Youth sports: The Good, Bad & Ugly

When I was in my youth, many years ago, participating in sports was simple. In the fall, you played football. In winter, basketball. In spring/summer, baseball. And you either played for your school or an organized program like Little League, or just grabbing a handful of friends for a quick pick-up game.

A few days ago, I returned from a trip to the Seattle area and had the wonderful opportunity (cold and rain notwithstanding) to watch the grandkids in action in soccer, Little League Baseball and lacrosse. Around that time, there was a story in The New York Times with the lead (or lede, if you prefer) stating “For years, unruly parents have turned youth sporting events into a toxic environment. The cancellation of games and entire seasons over the last two years hastened an exodus of referees.”
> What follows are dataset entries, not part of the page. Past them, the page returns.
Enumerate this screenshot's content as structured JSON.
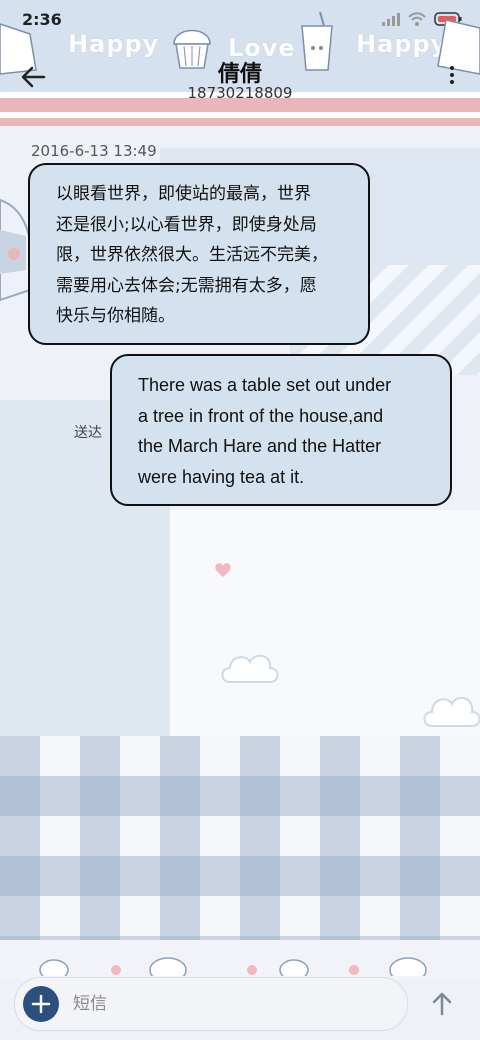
{
  "status_bar": {
    "time": "2:36"
  },
  "header": {
    "decor_words": [
      "Happy",
      "Love",
      "Happy"
    ],
    "title": "倩倩",
    "subtitle": "18730218809"
  },
  "messages": [
    {
      "direction": "incoming",
      "timestamp": "2016-6-13 13:49",
      "lines": [
        "以眼看世界，即使站的最高，世界",
        "还是很小;以心看世界，即使身处局",
        "限，世界依然很大。生活远不完美，",
        "需要用心去体会;无需拥有太多，愿",
        "快乐与你相随。"
      ]
    },
    {
      "direction": "outgoing",
      "status": "送达",
      "lines": [
        "There was a table set out under",
        "a tree in front of the house,and",
        "the March Hare and the Hatter",
        "were having tea at it."
      ]
    }
  ],
  "input": {
    "placeholder": "短信"
  },
  "colors": {
    "header_bg": "#d5e1ee",
    "bubble_bg": "#d4e2f0",
    "accent": "#2b4f7f",
    "stripe_pink": "#e9b6ba"
  }
}
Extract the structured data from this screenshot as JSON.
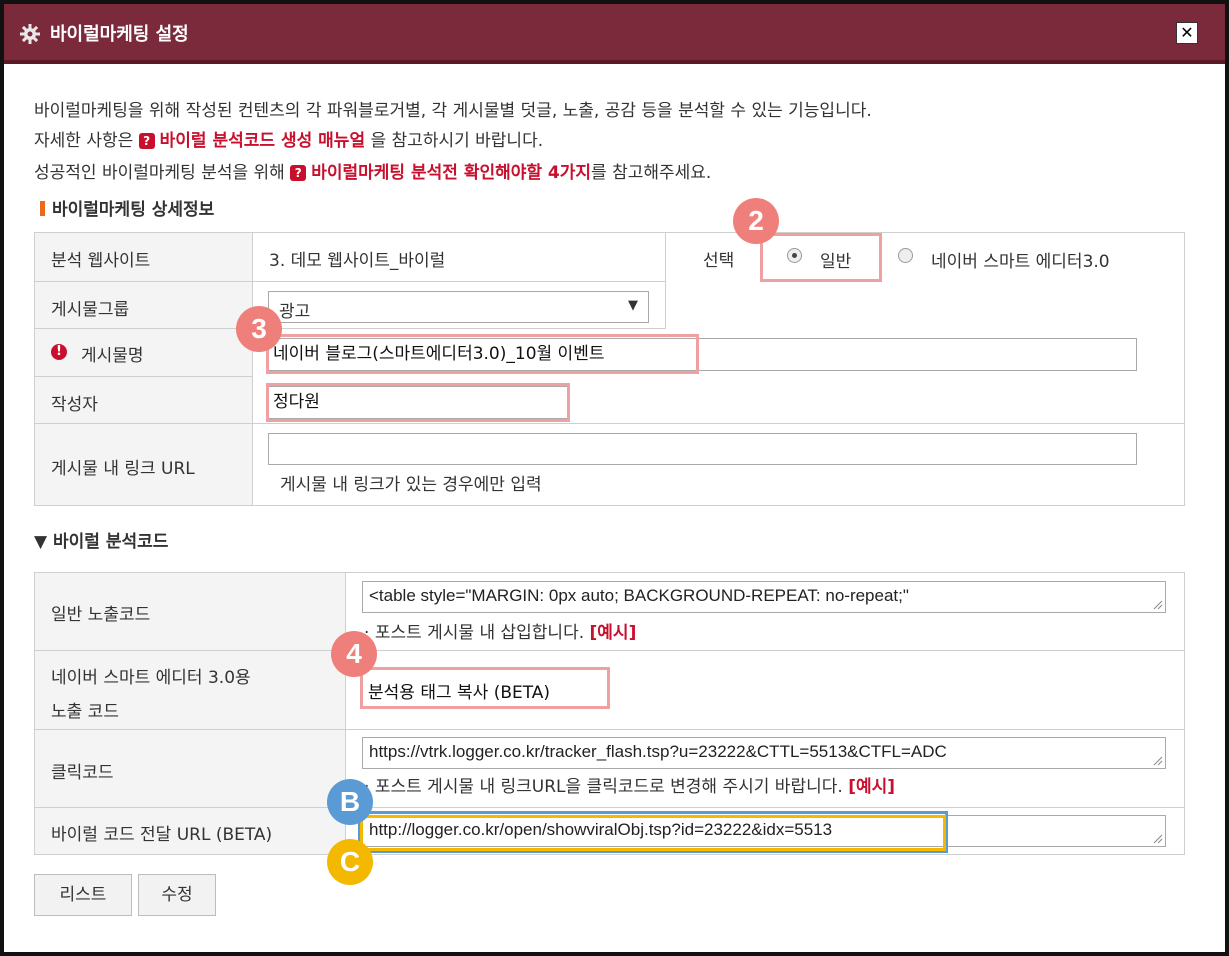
{
  "window": {
    "title": "바이럴마케팅 설정",
    "close_label": "✕"
  },
  "intro": {
    "line1": "바이럴마케팅을 위해 작성된 컨텐츠의 각 파워블로거별, 각 게시물별 덧글, 노출, 공감 등을 분석할 수 있는 기능입니다.",
    "line2_pre": "자세한 사항은 ",
    "line2_link": "바이럴 분석코드 생성 매뉴얼",
    "line2_post": " 을 참고하시기 바랍니다.",
    "line3_pre": "성공적인 바이럴마케팅 분석을 위해 ",
    "line3_link": "바이럴마케팅 분석전 확인해야할 4가지",
    "line3_post": "를 참고해주세요.",
    "help_icon": "?"
  },
  "detail": {
    "section_title": "바이럴마케팅 상세정보",
    "website_label": "분석 웹사이트",
    "website_value": "3. 데모 웹사이트_바이럴",
    "select_label": "선택",
    "radio_general": "일반",
    "radio_naver": "네이버 스마트 에디터3.0",
    "group_label": "게시물그룹",
    "group_value": "광고",
    "post_name_label": "게시물명",
    "post_name_value": "네이버 블로그(스마트에디터3.0)_10월 이벤트",
    "author_label": "작성자",
    "author_value": "정다원",
    "link_label": "게시물 내 링크 URL",
    "link_value": "",
    "link_hint": "게시물 내 링크가 있는 경우에만 입력"
  },
  "code": {
    "section_title": "▼ 바이럴 분석코드",
    "general_label": "일반 노출코드",
    "general_value": "<table style=\"MARGIN: 0px auto; BACKGROUND-REPEAT: no-repeat;\"",
    "general_hint": "포스트 게시물 내 삽입합니다.",
    "example_label": "[예시]",
    "naver_label_1": "네이버 스마트 에디터 3.0용",
    "naver_label_2": "노출 코드",
    "naver_value": "분석용 태그 복사 (BETA)",
    "click_label": "클릭코드",
    "click_value": "https://vtrk.logger.co.kr/tracker_flash.tsp?u=23222&CTTL=5513&CTFL=ADC",
    "click_hint": "포스트 게시물 내 링크URL을 클릭코드로 변경해 주시기 바랍니다.",
    "viral_url_label": "바이럴 코드 전달 URL (BETA)",
    "viral_url_value": "http://logger.co.kr/open/showviralObj.tsp?id=23222&idx=5513"
  },
  "buttons": {
    "list": "리스트",
    "edit": "수정"
  },
  "callouts": {
    "two": "2",
    "three": "3",
    "four": "4",
    "b": "B",
    "c": "C"
  },
  "colors": {
    "titlebar": "#7a2a3a",
    "link_red": "#c8102e",
    "callout_red": "#ef7f7a",
    "callout_blue": "#5b9bd5",
    "callout_yellow": "#f5b800"
  }
}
For years, I have been concerned about two trends in youth sports. One is the intense pressure many kids face from coaches to specialize in one specific sport. While there is no denying that this concentration can expedite the kid’s development, it often leads to that child getting burned out and prematurely losing interest in the sport.
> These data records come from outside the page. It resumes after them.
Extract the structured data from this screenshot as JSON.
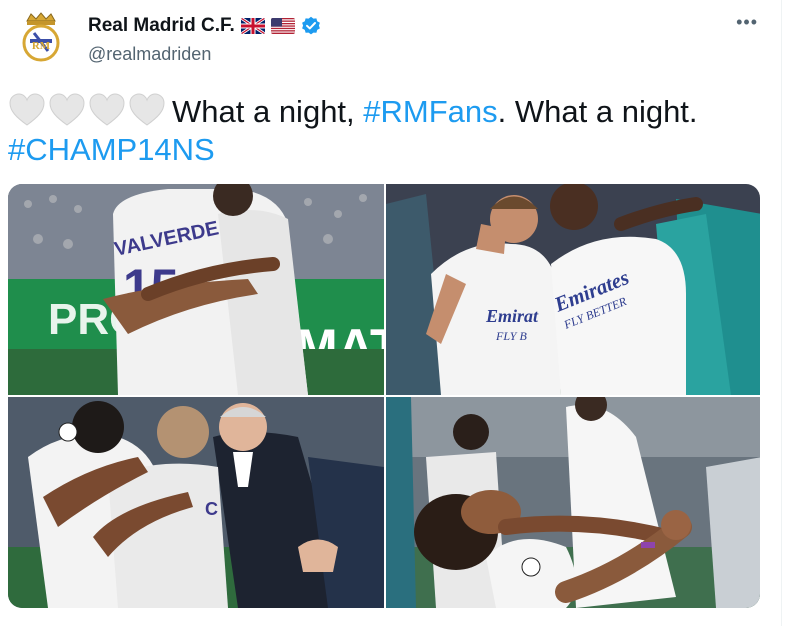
{
  "account": {
    "name": "Real Madrid C.F.",
    "handle": "@realmadriden",
    "avatar_icon": "real-madrid-crest-icon",
    "flags": [
      "uk-flag-icon",
      "us-flag-icon"
    ],
    "verified_icon": "verified-badge-icon"
  },
  "menu": {
    "more_label": "•••"
  },
  "tweet": {
    "emoji_icon": "white-heart-icon",
    "emoji_count": 4,
    "text_part1": "What a night, ",
    "hashtag1": "#RMFans",
    "text_part2": ". What a night.",
    "hashtag2": "#CHAMP14NS"
  },
  "photos": {
    "photo1": {
      "jersey_name": "VALVERDE",
      "board_text_left": "PRO",
      "board_text_right": "MAT,"
    },
    "photo2": {
      "sponsor_line1": "Emirates",
      "sponsor_line2": "FLY BETTER",
      "sponsor_small": "Emirat",
      "sponsor_small2": "FLY B"
    },
    "photo3": {
      "jersey_letter": "C"
    },
    "photo4": {}
  },
  "colors": {
    "hashtag": "#1d9bf0",
    "handle": "#536471",
    "verified": "#1d9bf0"
  }
}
My oldest grandson, who is 12, has already been approached by a former pro soccer player about enlisting in his enhanced tutelage program. As you might imagine, it is not inexpensive. So far, our grandson’s parents have resisted the pitch, but it does speak to the pressure on kids today to focus all their time and energy on a single sport.

 I may be old-fashioned, but I truly believe that kids today would be better served participating in a variety of sports to really grasp which ones they like most. 
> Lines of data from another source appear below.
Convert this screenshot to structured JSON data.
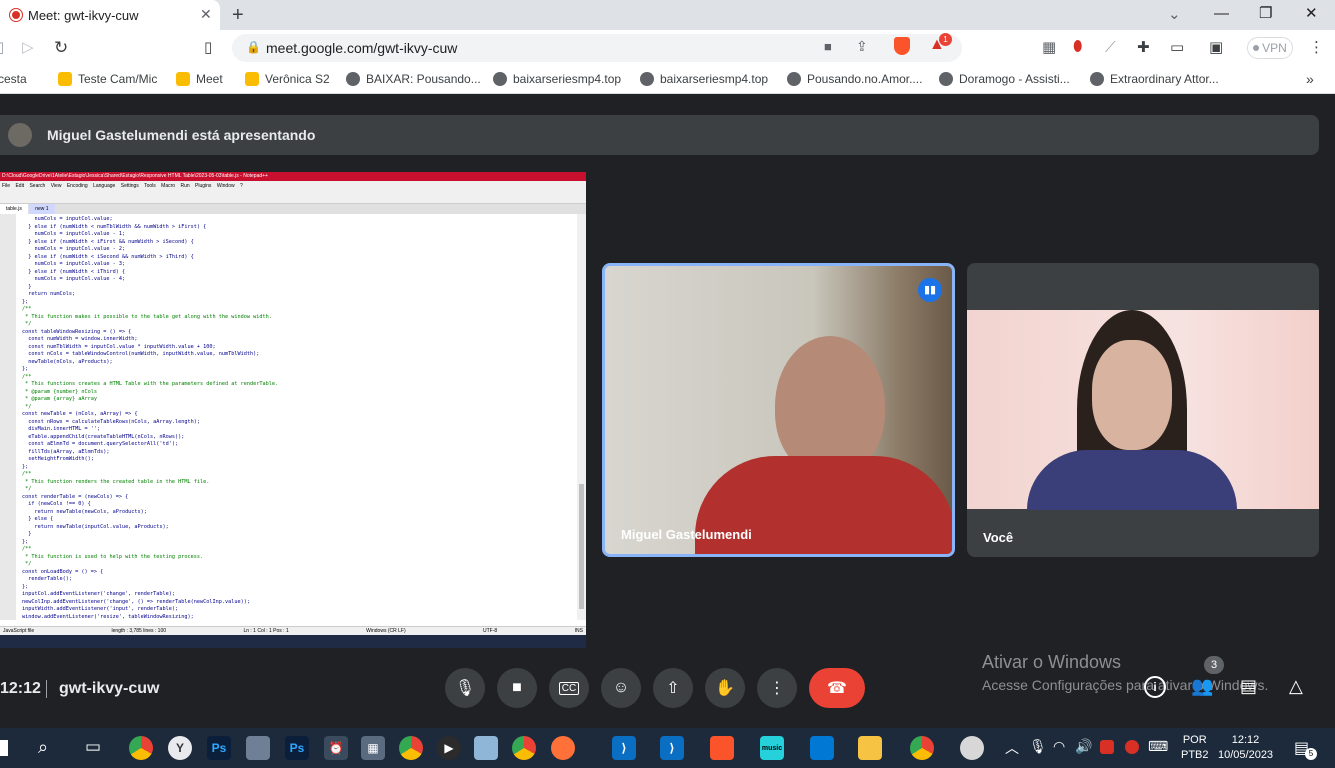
{
  "browser": {
    "tab_title": "Meet: gwt-ikvy-cuw",
    "url": "meet.google.com/gwt-ikvy-cuw",
    "vpn_label": "VPN",
    "brave_badge": "1"
  },
  "bookmarks": [
    {
      "label": "cesta",
      "icon": "folder-icon"
    },
    {
      "label": "Teste Cam/Mic",
      "icon": "meet-icon"
    },
    {
      "label": "Meet",
      "icon": "meet-icon"
    },
    {
      "label": "Verônica S2",
      "icon": "meet-icon"
    },
    {
      "label": "BAIXAR: Pousando...",
      "icon": "globe-icon"
    },
    {
      "label": "baixarseriesmp4.top",
      "icon": "globe-icon"
    },
    {
      "label": "baixarseriesmp4.top",
      "icon": "globe-icon"
    },
    {
      "label": "Pousando.no.Amor....",
      "icon": "globe-icon"
    },
    {
      "label": "Doramogo - Assisti...",
      "icon": "globe-icon"
    },
    {
      "label": "Extraordinary Attor...",
      "icon": "globe-icon"
    }
  ],
  "meet": {
    "presenter_text": "Miguel Gastelumendi está apresentando",
    "participants": [
      {
        "name": "Miguel Gastelumendi"
      },
      {
        "name": "Você"
      }
    ],
    "clock": "12:12",
    "meeting_code": "gwt-ikvy-cuw",
    "people_count": "3",
    "colors": {
      "end_call": "#ea4335",
      "active_border": "#8ab4f8",
      "background": "#202124"
    }
  },
  "shared_screen": {
    "title": "D:\\Cloud\\GoogleDrive\\1Atelie\\Estagio\\Jessica\\Shared\\Estagio\\Responsive HTML Table\\2023-05-03\\table.js - Notepad++",
    "menu": [
      "File",
      "Edit",
      "Search",
      "View",
      "Encoding",
      "Language",
      "Settings",
      "Tools",
      "Macro",
      "Run",
      "Plugins",
      "Window",
      "?"
    ],
    "tabs": [
      "table.js",
      "new 1"
    ],
    "status": [
      "JavaScript file",
      "length : 3,785   lines : 100",
      "Ln : 1   Col : 1   Pos : 1",
      "Windows (CR LF)",
      "UTF-8",
      "INS"
    ],
    "code_lines": [
      "    numCols = inputCol.value;",
      "  } else if (numWidth < numTblWidth && numWidth > iFirst) {",
      "    numCols = inputCol.value - 1;",
      "  } else if (numWidth < iFirst && numWidth > iSecond) {",
      "    numCols = inputCol.value - 2;",
      "  } else if (numWidth < iSecond && numWidth > iThird) {",
      "    numCols = inputCol.value - 3;",
      "  } else if (numWidth < iThird) {",
      "    numCols = inputCol.value - 4;",
      "  }",
      "  return numCols;",
      "};",
      "/**",
      " * This function makes it possible to the table get along with the window width.",
      " */",
      "const tableWindowResizing = () => {",
      "  const numWidth = window.innerWidth;",
      "  const numTblWidth = inputCol.value * inputWidth.value + 100;",
      "  const nCols = tableWindowControl(numWidth, inputWidth.value, numTblWidth);",
      "  newTable(nCols, aProducts);",
      "};",
      "/**",
      " * This functions creates a HTML Table with the parameters defined at renderTable.",
      " * @param {number} nCols",
      " * @param {array} aArray",
      " */",
      "const newTable = (nCols, aArray) => {",
      "  const nRows = calculateTableRows(nCols, aArray.length);",
      "  divMain.innerHTML = '';",
      "  eTable.appendChild(createTableHTML(nCols, nRows));",
      "  const aElmnTd = document.querySelectorAll('td');",
      "  fillTds(aArray, aElmnTds);",
      "  setHeightFromWidth();",
      "};",
      "/**",
      " * This function renders the created table in the HTML file.",
      " */",
      "const renderTable = (newCols) => {",
      "  if (newCols !== 0) {",
      "    return newTable(newCols, aProducts);",
      "  } else {",
      "    return newTable(inputCol.value, aProducts);",
      "  }",
      "};",
      "/**",
      " * This function is used to help with the testing process.",
      " */",
      "const onLoadBody = () => {",
      "  renderTable();",
      "};",
      "inputCol.addEventListener('change', renderTable);",
      "newColInp.addEventListener('change', () => renderTable(newColInp.value));",
      "inputWidth.addEventListener('input', renderTable);",
      "window.addEventListener('resize', tableWindowResizing);"
    ]
  },
  "watermark": {
    "title": "Ativar o Windows",
    "subtitle": "Acesse Configurações para ativar o Windows."
  },
  "taskbar": {
    "lang_top": "POR",
    "lang_bottom": "PTB2",
    "time": "12:12",
    "date": "10/05/2023",
    "notification_count": "5"
  }
}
These kinds of elite programs are a burden on the child and the family alike because, not only are they ridiculously expensive, but they also typically involve serious time and travel commitments. More than even the financial burdens, I believe they strain time, which might be better spent with family, friends and keeping up with schoolwork and other non-sport activities. 

The second disturbing trend is the one I alluded to in this New York Times article. Throughout one of the soccer games my grandson played in, the opposing coach verbally abused the lead referee. The abuse was loud, persistent and unwarranted under any circumstances but was especially egregious because that referee was only a teenager himself – barely older than the players.

I coached youth sports at the junior high level for many years and I had very few instances of parental over-involvement. And to be fair, I didn’t see too much negativity from the parents at the games I attended in Seattle. But there is little doubt that this is a growing problem – especially in organized sports outside of the school setting.

Despite these trends, there is still a silver lining – a little good with the bad and the ugly. A common expression from my youth, and Proverbs, was “Idle hands are the devil’s workshop.” Without active participation in sports, many kids risk falling into the habit of spending too much time playing video games indoors and not enough engaged in healthy physical activities. 

For sure, involvement in youth sports is a two-sided coin. I only hope the negative trends on the flip side don’t win out over the good.